Parents in the United Kingdom upload approximately 200 images a year of their children to social media sites such as facebook. By the time a child turns five years old, there will be over a thousand images of the child online, establishing a digital identity that is undesired, unwelcome, and immutable. When the child turns eighteen, they have legal control of their identity, but it will have already escaped their control.
In a digital age identity, personhood, and the age of majority are all concepts that need to be more tightly defined.
In law of evidence, identity is about sameness. Is the person present the person they claim to be? But society considers identity in a far more nuanced manner.
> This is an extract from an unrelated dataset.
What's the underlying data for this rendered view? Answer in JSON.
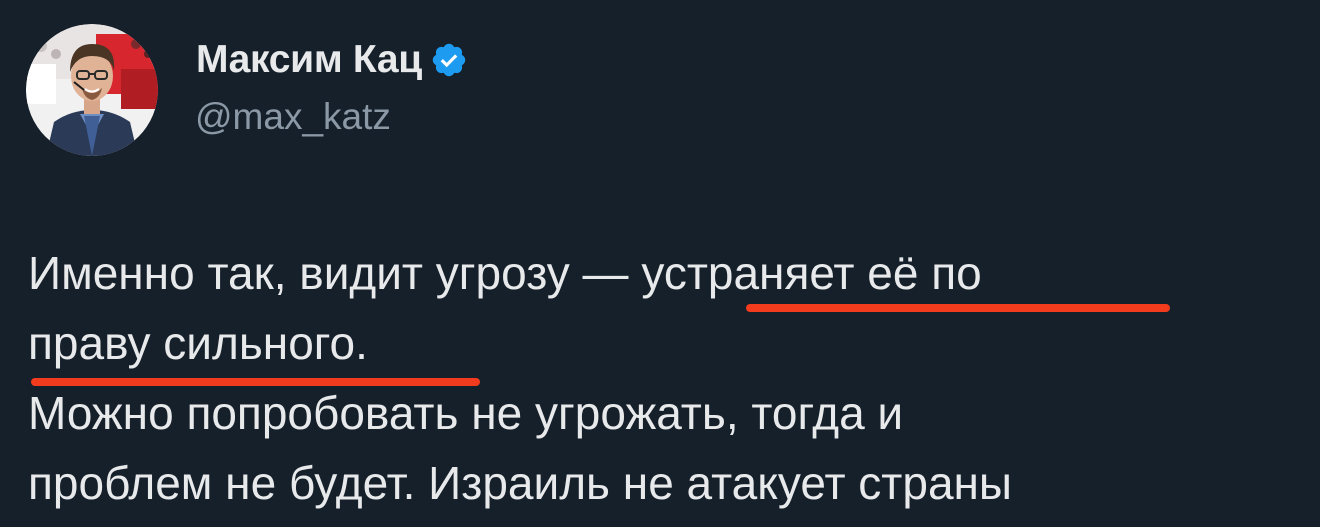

Not only who we are, but how we present ourselves to the world.
As the generation for whom digital identity is something we have to establish is overtaken by the generation for whom digital identity is something they are hold from birth, it is vital that we consider what the consequences of digital identity are; how it is established, how it is maintained, how it is managed.
“Personhood” is a concept that historically has been wrestled with when contemplating abortion rights, but as our digital identities become inseparable from our physical identities, increasingly, it is becoming an issue that needs to be considered.
Stance is re-thinking identity, personhood, and personas in this new world.